The Princess and the Pilot is a sweet film about a noble girl betrothed to a prince and the pilot who has to ferry her through enemy territory to get her to safety. Taking place in an oceanic world inspired by the 1940s, the movie has an unusually modern setting for a star-crossed love story involving class systems and royalty.
It begins with Prince Carlo proposing to Lady Juana del Morel. He’s a good-looking young man who seems quite taken with her, and promises to end the war between the nation of Lavamme and the Amatsukami Empire within a year so he can safely marry her. However, a year passes and the war has not ended. Worse, the enemy has learned of the nuptials and targets her island home and bombs it intending to kill her.
Though she survives the bombing, her father does not, and it’s determined that it’s too dangerous for her to remain on the island. A fleet is dispatched from the mainland to bring her to Prince Carlo, but unknown to the public, the fleet is destroyed en route. The portion of the Lavamme Air Force stationed on the island hatches a plan to get her past the enemy blockade, where she can rendezvous with the sole remaining ship of the 8th Naval fleet. It will make for a good story, with the lone survivor returning victorious with the princess safely on board.
The problem is getting her there.
That job is given to Charles Karino, a biracial pilot ostracized for his mixed blood. He is half-Amatsukami. However, he is given the job because he’s clearly the best and the men in charge aren’t so blinded by racism that they are willing to risk Juana’s life. Charles is instructed how to behave himself in front of Juana, because under ordinary circumstances he’s not someone who would ever come in sight of her, and they will be traveling together in close proximity, in a two-seater reconnaissance plane called the Santa Cruz.
The Amatsukami have had technical superiority in the air with their Shinden fighter aircraft, but the newly designed Santa Cruz just might be fast enough to evade them if they can manage three days of travel relatively undetected. To aid their escape, the remainder of the island’s air force intends to serve as a decoy while they slip out.
The journey that follows slowly unravels the trappings of Juana’s life. Though her maids send her off trussed up with more padding than a kid in a car seat, she quickly loses most of that (and all her luggage to boot) on the first night when they have to unexpectedly hide from patrols out looking for them. But as Juana loses her material things, she also gains a sense of self she did not have before. Watching her grow from a caged bird into a partner capable of aiding in her own escape is one of the joys of the movie.
For his part, Charles is used to his lot in life. He likes flying because race and class doesn’t exist once he’s in the air, but on the ground he accepts the mistreatment that comes his way even when he has friends willing to stand up for him.
That doesn’t change much even when Juana is horrified that Charles is not the one who is going to be given a hero’s welcome and he will not be accompanying her to the capital after dropping her off with the navy. He’s not even going to be allowed to come on board the ship with her because of his status as a besado.
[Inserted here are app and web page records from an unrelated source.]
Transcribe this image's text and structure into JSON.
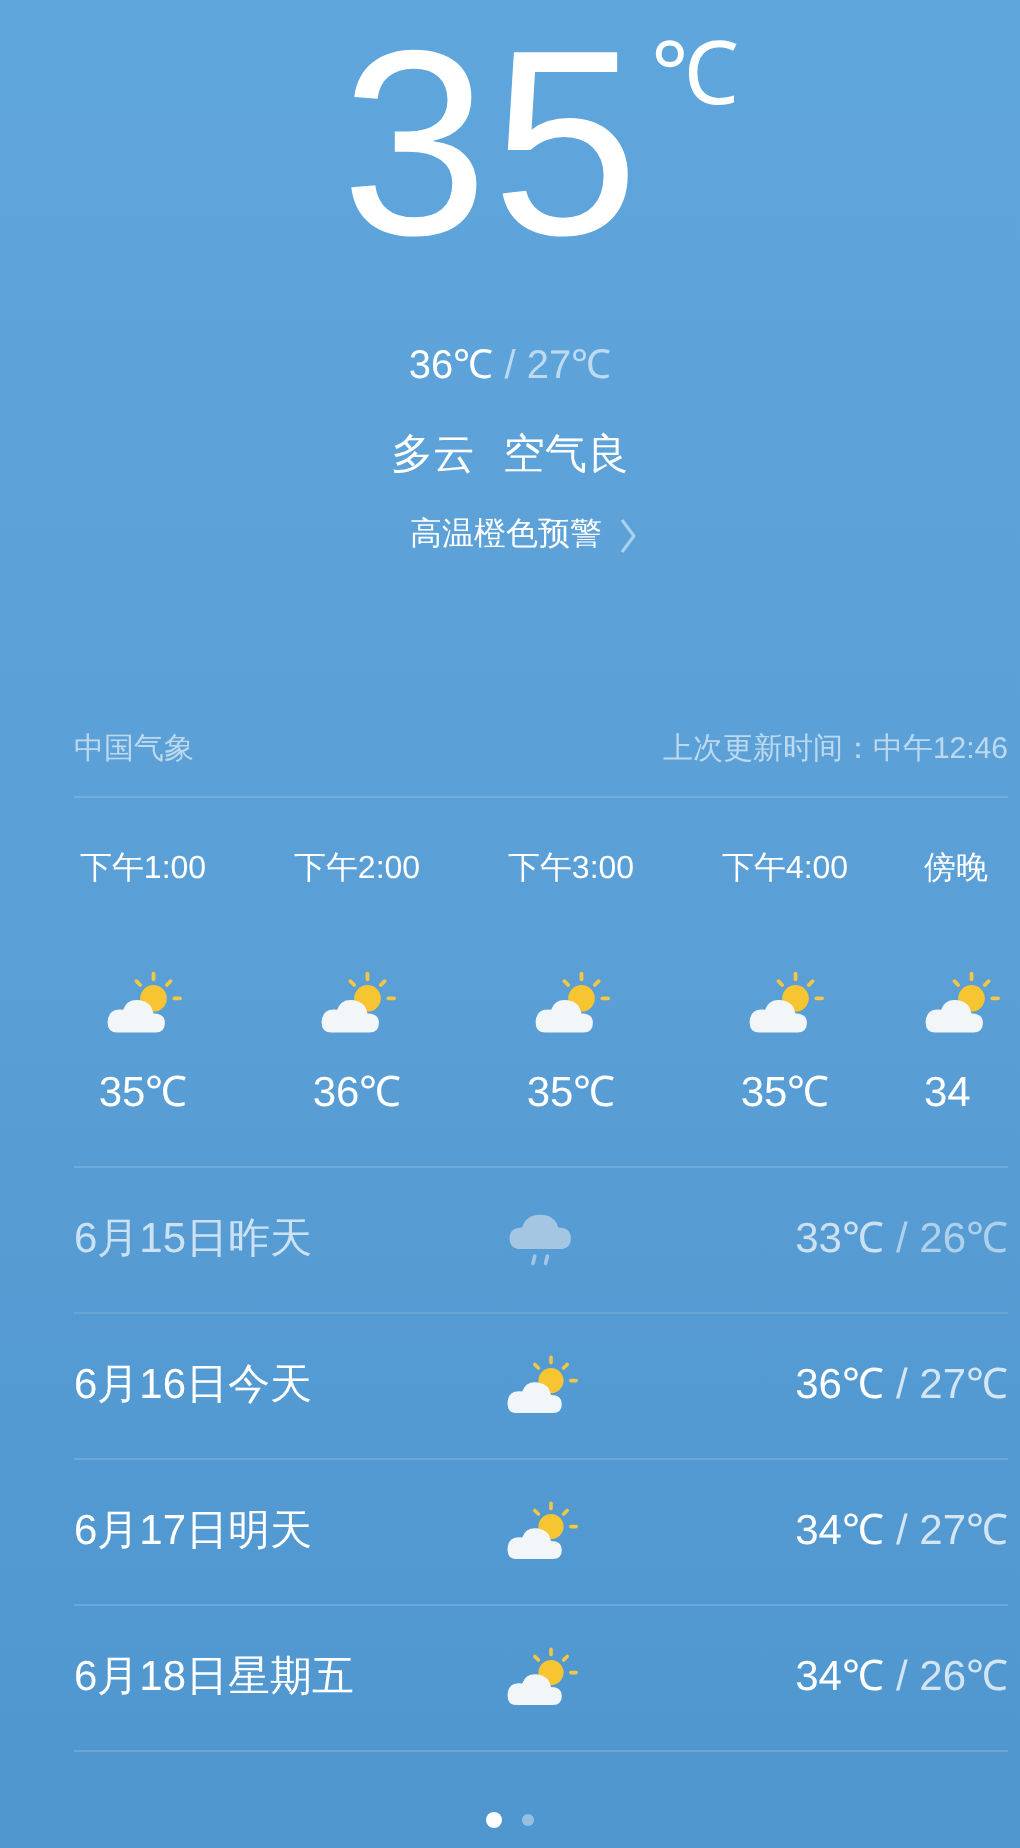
{
  "current": {
    "temperature": "35",
    "unit": "℃",
    "high": "36℃",
    "low": "/ 27℃",
    "condition": "多云",
    "air_quality": "空气良",
    "alert": "高温橙色预警"
  },
  "source": {
    "provider": "中国气象",
    "updated": "上次更新时间：中午12:46"
  },
  "hourly": [
    {
      "time": "下午1:00",
      "kind": "partly_cloudy",
      "temperature": "35℃"
    },
    {
      "time": "下午2:00",
      "kind": "partly_cloudy",
      "temperature": "36℃"
    },
    {
      "time": "下午3:00",
      "kind": "partly_cloudy",
      "temperature": "35℃"
    },
    {
      "time": "下午4:00",
      "kind": "partly_cloudy",
      "temperature": "35℃"
    },
    {
      "time": "傍晚",
      "kind": "partly_cloudy",
      "temperature": "34"
    }
  ],
  "daily": [
    {
      "date": "6月15日昨天",
      "kind": "rain",
      "high": "33℃",
      "low": "/ 26℃",
      "past": true
    },
    {
      "date": "6月16日今天",
      "kind": "partly_cloudy",
      "high": "36℃",
      "low": "/ 27℃",
      "past": false
    },
    {
      "date": "6月17日明天",
      "kind": "partly_cloudy",
      "high": "34℃",
      "low": "/ 27℃",
      "past": false
    },
    {
      "date": "6月18日星期五",
      "kind": "partly_cloudy",
      "high": "34℃",
      "low": "/ 26℃",
      "past": false
    }
  ],
  "pages": [
    {
      "selected": true
    },
    {
      "selected": false
    }
  ]
}
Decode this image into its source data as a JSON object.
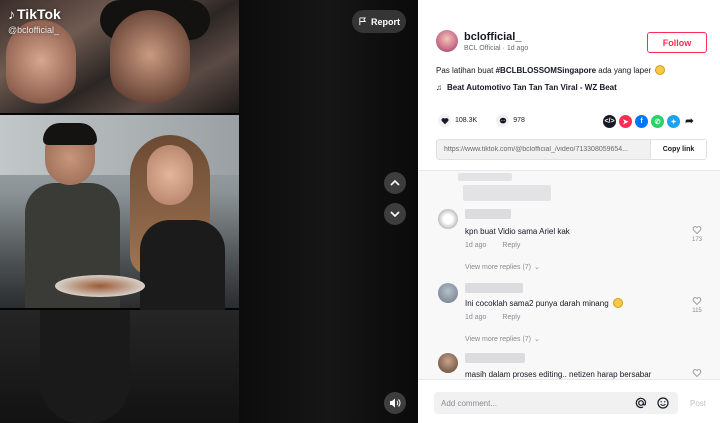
{
  "video": {
    "brand": "TikTok",
    "handle": "@bclofficial_",
    "report_label": "Report"
  },
  "author": {
    "username": "bclofficial_",
    "display_name": "BCL Official",
    "separator": "·",
    "posted": "1d ago",
    "follow_label": "Follow"
  },
  "caption": {
    "text": "Pas latihan buat ",
    "hashtag": "#BCLBLOSSOMSingapore",
    "text_after": " ada yang laper"
  },
  "music": "Beat Automotivo Tan Tan Tan Viral - WZ Beat",
  "stats": {
    "likes": "108.3K",
    "comments": "978"
  },
  "share": {
    "colors": {
      "embed": "#161823",
      "tiktok": "#fe2c55",
      "facebook": "#0075fa",
      "whatsapp": "#25d366",
      "twitter": "#1da1f2"
    }
  },
  "link": {
    "url": "https://www.tiktok.com/@bclofficial_/video/713308059654...",
    "copy_label": "Copy link"
  },
  "comments": [
    {
      "text": "kpn buat Vidio sama Ariel kak",
      "time": "1d ago",
      "reply": "Reply",
      "likes": "173",
      "more": "View more replies (7)"
    },
    {
      "text": "Ini cocoklah sama2 punya darah minang",
      "time": "1d ago",
      "reply": "Reply",
      "likes": "115",
      "more": "View more replies (7)"
    },
    {
      "text": "masih dalam proses editing.. netizen harap bersabar"
    }
  ],
  "input": {
    "placeholder": "Add comment...",
    "post_label": "Post"
  }
}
Though it’s clear there is a potential attraction between the leads, The Princess and the Pilot does not shoot for the typical Hollywood ending. It is a happy ending in its own way, but probably more of a realistic one.
Given this is a story involving fighter planes, I do have to mention that the dogfight scenes are easily among the best I’ve seen in anime. I’m not sure that some of what Charles pulls off is entirely realistic, but the animation does such a good job in making the audience buy into the fact Charles is the best in Lavamme.
The Blu-Ray also comes with a bonus art book detailing the character and mechanical designs for the movie, as well as comments from the director and the author of the original book Toaru Hikuushi e no Tsuioku.
Anyone curious about the fates of Juana and Charles post-movie can find hints about them in the TV series The Pilot’s Love Song (previously reviewed here) which is set in the same world.
The Princess and the Pilot was reviewed on Blu-Ray in the original Japanese with subtitles. The movie is also streamining at Crunchyroll (free to non-members after June 21st).
Laurie Tom is a fantasy and science fiction writer based in southern California. Since she was a kid she has considered books, video games, and anime in roughly equal portions to be her primary source of entertainment. Laurie is a previous grand prize winner of Writers of the Future and since then her work has been published in venues such as Galaxy’s Edge, Crossed Genres, and Solaris Rising: The New Solaris Book of Science Fiction.